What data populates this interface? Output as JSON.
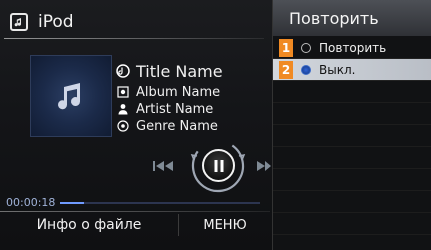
{
  "header": {
    "title": "iPod",
    "icon": "ipod-note-icon"
  },
  "track": {
    "title": "Title Name",
    "album": "Album Name",
    "artist": "Artist Name",
    "genre": "Genre Name"
  },
  "playback": {
    "time": "00:00:18",
    "progress": 0.12,
    "state": "paused"
  },
  "footer": {
    "info_label": "Инфо о файле",
    "menu_label": "МЕНЮ"
  },
  "repeat_menu": {
    "title": "Повторить",
    "items": [
      {
        "num": "1",
        "label": "Повторить",
        "selected": false
      },
      {
        "num": "2",
        "label": "Выкл.",
        "selected": true
      }
    ]
  },
  "colors": {
    "accent": "#f08a23",
    "highlight": "#c6ccd3",
    "progress": "#6f9bff"
  }
}
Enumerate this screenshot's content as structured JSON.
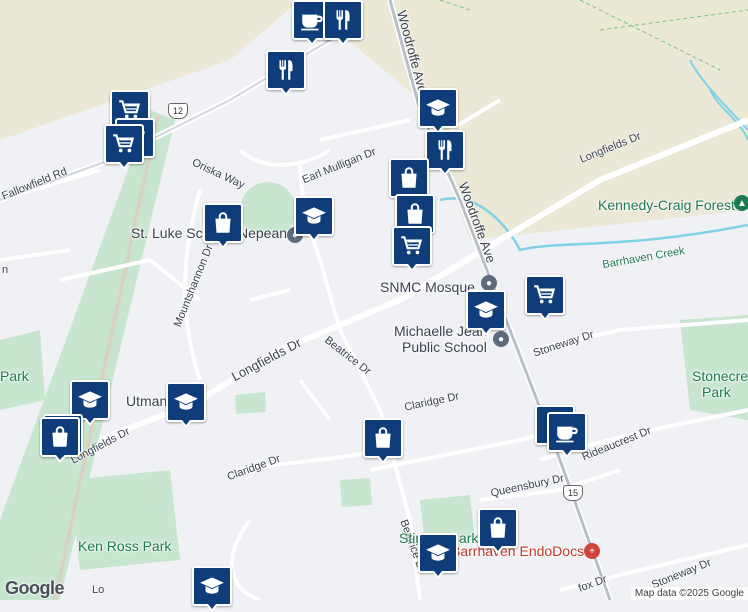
{
  "map": {
    "streets": {
      "woodroffe_north": "Woodroffe Ave",
      "woodroffe_south": "Woodroffe Ave",
      "longfields_ne": "Longfields Dr",
      "longfields_center": "Longfields Dr",
      "longfields_west": "Longfields Dr",
      "earl_mulligan": "Earl Mulligan Dr",
      "oriska": "Oriska Way",
      "mountshannon": "Mountshannon Dr",
      "beatrice_north": "Beatrice Dr",
      "beatrice_south": "Beatrice Dr",
      "claridge_east": "Claridge Dr",
      "claridge_west": "Claridge Dr",
      "stoneway_north": "Stoneway Dr",
      "stoneway_south": "Stoneway Dr",
      "queensbury": "Queensbury Dr",
      "rideaucrest": "Rideaucrest Dr",
      "fallowfield": "Fallowfield Rd",
      "left_edge_a": "n",
      "left_edge_b": "Lo",
      "bottom_fox": "fox Dr"
    },
    "places": {
      "kennedy_craig": "Kennedy-Craig Forest",
      "barrhaven_creek": "Barrhaven Creek",
      "st_luke": "St. Luke School",
      "nepean": "Nepean",
      "snmc": "SNMC Mosque",
      "michaelle_1": "Michaelle Jean",
      "michaelle_2": "Public School",
      "stonecrest_1": "Stonecre",
      "stonecrest_2": "Park",
      "utman": "Utman",
      "ken_ross": "Ken Ross Park",
      "stinson": "Stinson Park",
      "endodocs": "Barrhaven EndoDocs",
      "left_park": "Park"
    },
    "shields": {
      "r12": "12",
      "r15": "15"
    },
    "google_logo": "Google",
    "attribution": "Map data ©2025 Google"
  },
  "markers": [
    {
      "icon": "coffee",
      "name": "cafe"
    },
    {
      "icon": "restaurant",
      "name": "restaurant"
    },
    {
      "icon": "shopping-cart",
      "name": "grocery"
    },
    {
      "icon": "shopping-cart",
      "name": "grocery"
    },
    {
      "icon": "restaurant",
      "name": "restaurant"
    },
    {
      "icon": "school",
      "name": "school"
    },
    {
      "icon": "restaurant",
      "name": "restaurant"
    },
    {
      "icon": "shopping-bag",
      "name": "store"
    },
    {
      "icon": "shopping-bag",
      "name": "store"
    },
    {
      "icon": "school",
      "name": "school"
    },
    {
      "icon": "shopping-bag",
      "name": "store"
    },
    {
      "icon": "shopping-cart",
      "name": "grocery"
    },
    {
      "icon": "shopping-cart",
      "name": "grocery"
    },
    {
      "icon": "school",
      "name": "school"
    },
    {
      "icon": "shopping-cart",
      "name": "grocery"
    },
    {
      "icon": "school",
      "name": "school"
    },
    {
      "icon": "school",
      "name": "school"
    },
    {
      "icon": "shopping-bag",
      "name": "store"
    },
    {
      "icon": "shopping-bag",
      "name": "store"
    },
    {
      "icon": "restaurant",
      "name": "restaurant"
    },
    {
      "icon": "coffee",
      "name": "cafe"
    },
    {
      "icon": "shopping-bag",
      "name": "store"
    },
    {
      "icon": "school",
      "name": "school"
    },
    {
      "icon": "school",
      "name": "school"
    },
    {
      "icon": "shopping-bag",
      "name": "store"
    }
  ],
  "colors": {
    "marker": "#0f3d7a",
    "park": "#c8e6cf",
    "water": "#7fd3e6",
    "road": "#ffffff",
    "highway": "#b9bfc9",
    "farm": "#ebe8d5"
  }
}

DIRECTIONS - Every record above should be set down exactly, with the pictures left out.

EXERCISE ANSWER -
What data populates this interface? Output as JSON.
{
  "header": {
    "title": "iPod",
    "icon": "ipod-note-icon"
  },
  "track": {
    "title": "Title Name",
    "album": "Album Name",
    "artist": "Artist Name",
    "genre": "Genre Name"
  },
  "playback": {
    "time": "00:00:18",
    "progress": 0.12,
    "state": "paused"
  },
  "footer": {
    "info_label": "Инфо о файле",
    "menu_label": "МЕНЮ"
  },
  "repeat_menu": {
    "title": "Повторить",
    "items": [
      {
        "num": "1",
        "label": "Повторить",
        "selected": false
      },
      {
        "num": "2",
        "label": "Выкл.",
        "selected": true
      }
    ]
  },
  "colors": {
    "accent": "#f08a23",
    "highlight": "#c6ccd3",
    "progress": "#6f9bff"
  }
}
Enumerate this screenshot's content as structured JSON.
{
  "map": {
    "streets": {
      "woodroffe_north": "Woodroffe Ave",
      "woodroffe_south": "Woodroffe Ave",
      "longfields_ne": "Longfields Dr",
      "longfields_center": "Longfields Dr",
      "longfields_west": "Longfields Dr",
      "earl_mulligan": "Earl Mulligan Dr",
      "oriska": "Oriska Way",
      "mountshannon": "Mountshannon Dr",
      "beatrice_north": "Beatrice Dr",
      "beatrice_south": "Beatrice Dr",
      "claridge_east": "Claridge Dr",
      "claridge_west": "Claridge Dr",
      "stoneway_north": "Stoneway Dr",
      "stoneway_south": "Stoneway Dr",
      "queensbury": "Queensbury Dr",
      "rideaucrest": "Rideaucrest Dr",
      "fallowfield": "Fallowfield Rd",
      "left_edge_a": "n",
      "left_edge_b": "Lo",
      "bottom_fox": "fox Dr"
    },
    "places": {
      "kennedy_craig": "Kennedy-Craig Forest",
      "barrhaven_creek": "Barrhaven Creek",
      "st_luke": "St. Luke School",
      "nepean": "Nepean",
      "snmc": "SNMC Mosque",
      "michaelle_1": "Michaelle Jean",
      "michaelle_2": "Public School",
      "stonecrest_1": "Stonecre",
      "stonecrest_2": "Park",
      "utman": "Utman",
      "ken_ross": "Ken Ross Park",
      "stinson": "Stinson Park",
      "endodocs": "Barrhaven EndoDocs",
      "left_park": "Park"
    },
    "shields": {
      "r12": "12",
      "r15": "15"
    },
    "google_logo": "Google",
    "attribution": "Map data ©2025 Google"
  },
  "markers": [
    {
      "icon": "coffee",
      "name": "cafe"
    },
    {
      "icon": "restaurant",
      "name": "restaurant"
    },
    {
      "icon": "shopping-cart",
      "name": "grocery"
    },
    {
      "icon": "shopping-cart",
      "name": "grocery"
    },
    {
      "icon": "restaurant",
      "name": "restaurant"
    },
    {
      "icon": "school",
      "name": "school"
    },
    {
      "icon": "restaurant",
      "name": "restaurant"
    },
    {
      "icon": "shopping-bag",
      "name": "store"
    },
    {
      "icon": "shopping-bag",
      "name": "store"
    },
    {
      "icon": "school",
      "name": "school"
    },
    {
      "icon": "shopping-bag",
      "name": "store"
    },
    {
      "icon": "shopping-cart",
      "name": "grocery"
    },
    {
      "icon": "shopping-cart",
      "name": "grocery"
    },
    {
      "icon": "school",
      "name": "school"
    },
    {
      "icon": "shopping-cart",
      "name": "grocery"
    },
    {
      "icon": "school",
      "name": "school"
    },
    {
      "icon": "school",
      "name": "school"
    },
    {
      "icon": "shopping-bag",
      "name": "store"
    },
    {
      "icon": "shopping-bag",
      "name": "store"
    },
    {
      "icon": "restaurant",
      "name": "restaurant"
    },
    {
      "icon": "coffee",
      "name": "cafe"
    },
    {
      "icon": "shopping-bag",
      "name": "store"
    },
    {
      "icon": "school",
      "name": "school"
    },
    {
      "icon": "school",
      "name": "school"
    },
    {
      "icon": "shopping-bag",
      "name": "store"
    }
  ],
  "colors": {
    "marker": "#0f3d7a",
    "park": "#c8e6cf",
    "water": "#7fd3e6",
    "road": "#ffffff",
    "highway": "#b9bfc9",
    "farm": "#ebe8d5"
  }
}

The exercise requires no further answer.